U.S. Says Funding of Groups in Venezuela is to “Promote Democracy”

U.S. spokesman Richard Boucher dismissed accusations made by Venezuelan President Chavez about U.S. financing of groups seeking to oust him, and about U.S. involvement in the 2002 coup d'etat

Washington DC. Feb. 19, 2004 (Venezuelanalysis.com).- U.S. State Department Spokesman Richard Boucher dismissed recent accusations made by Venezuelan President Hugo Chavez about U.S. aid to groups in Venezuela trying to oust him, and U.S. participation in the April 2002 coup d’etat that briefly toppled him.

“Well, it’s not the first time he’s made accusations, but I have to say, they’re not serious ones.

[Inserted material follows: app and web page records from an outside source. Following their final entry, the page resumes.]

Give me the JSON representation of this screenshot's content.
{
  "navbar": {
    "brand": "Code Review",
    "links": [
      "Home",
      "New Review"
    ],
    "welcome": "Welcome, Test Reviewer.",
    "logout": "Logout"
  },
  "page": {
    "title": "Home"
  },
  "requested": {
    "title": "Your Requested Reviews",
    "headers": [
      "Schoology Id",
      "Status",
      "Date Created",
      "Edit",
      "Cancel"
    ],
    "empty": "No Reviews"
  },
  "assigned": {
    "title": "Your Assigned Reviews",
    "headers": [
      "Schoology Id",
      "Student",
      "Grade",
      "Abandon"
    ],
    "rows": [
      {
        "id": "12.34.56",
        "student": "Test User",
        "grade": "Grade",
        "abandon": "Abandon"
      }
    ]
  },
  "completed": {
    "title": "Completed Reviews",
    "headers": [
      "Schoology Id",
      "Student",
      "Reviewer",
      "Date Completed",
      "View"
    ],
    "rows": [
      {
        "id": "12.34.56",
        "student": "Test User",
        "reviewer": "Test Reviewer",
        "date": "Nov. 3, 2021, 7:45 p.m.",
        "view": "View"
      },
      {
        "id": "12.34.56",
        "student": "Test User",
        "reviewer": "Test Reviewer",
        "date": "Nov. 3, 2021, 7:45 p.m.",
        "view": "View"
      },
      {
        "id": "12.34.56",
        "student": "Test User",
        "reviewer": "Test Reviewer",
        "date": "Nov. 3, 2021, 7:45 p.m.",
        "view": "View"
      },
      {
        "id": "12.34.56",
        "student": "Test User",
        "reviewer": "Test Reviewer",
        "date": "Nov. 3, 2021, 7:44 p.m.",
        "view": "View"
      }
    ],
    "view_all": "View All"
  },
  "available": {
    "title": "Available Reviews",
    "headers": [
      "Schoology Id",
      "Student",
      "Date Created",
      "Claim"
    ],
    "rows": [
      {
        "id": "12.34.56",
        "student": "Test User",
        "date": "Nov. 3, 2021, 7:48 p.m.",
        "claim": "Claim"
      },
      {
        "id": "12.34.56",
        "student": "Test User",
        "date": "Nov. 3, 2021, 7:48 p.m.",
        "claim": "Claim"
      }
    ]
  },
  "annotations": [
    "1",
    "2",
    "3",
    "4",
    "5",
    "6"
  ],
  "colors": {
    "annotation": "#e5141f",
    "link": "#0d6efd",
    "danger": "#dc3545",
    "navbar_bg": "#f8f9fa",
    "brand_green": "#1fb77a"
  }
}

They’re statements and accusations that are just plain not true and we categorically reject them,” said Boucher.

Boucher said that Chavez’s accusations are made “to divert attention” away from the referendum process currently underway in Venezuela. The Venezuelan National Electoral Council is validating and counting signatures collected by foes of Chavez, for a possible recall referendum on his mandate. Hundreds of thousands of the petition forms reviewed by the Council so far, show irregularities, and could be disqualified. A final decision is expected by mid March.

Boucher said that the U.S. provides “funding to groups that promote democracy and strengthen civil society in Venezuela and around the globe.” He argued that the funds are for the benefit of democracy, not to support any particular political faction. Recently declassified documents show the extent of the U.S. government aid to numerous opposition groups in Venezuela, including Sumate, the company that organized the recall referendum campaign against Chavez.

Refuses to name pro-Chavez groups receiving US funds

According to Boucher, dozens of pro-Venezuelan government political party members and over half a dozen Venezuelan parliamentarians have benefited directly from U.S.-funded training and visitors program. “I don’t have a list with me now. We’ll try to get that for you, if we can,” said Boucher when asked to name those pro-government groups. Boucher later refused to provide such list to a journalist for Venezuela’s National Public Radio. President Chavez said yesterday that no group who supports him would accept money from the U.S. government.

Boucher added that the goal of the U.S. government through the “Group of [countries] Friends of Venezuela” is to “see that the constitutional rights of signatories to the petitions are respected.”

Boucher asked people to respect the validation and counting process and to respect the people involved in it.

When asked about whether U.S. officials have discussed with other countries in the “Group of Friends of Venezuela” Chavez’s recent comments about the US, Boucher said “I don’t think anybody takes them seriously.”

U.S. media outlets such as Newsweek and the New York Times have commented on the U.S. government possible involvement in the April 2002 coup against Chavez, who for more than a year remained silent on the issue until recently. The presence at the presidential palace, of the U.S. Ambassador to Venezuela, to visit the dictator that briefly replaced Chavez after the coup, was well covered by the local media.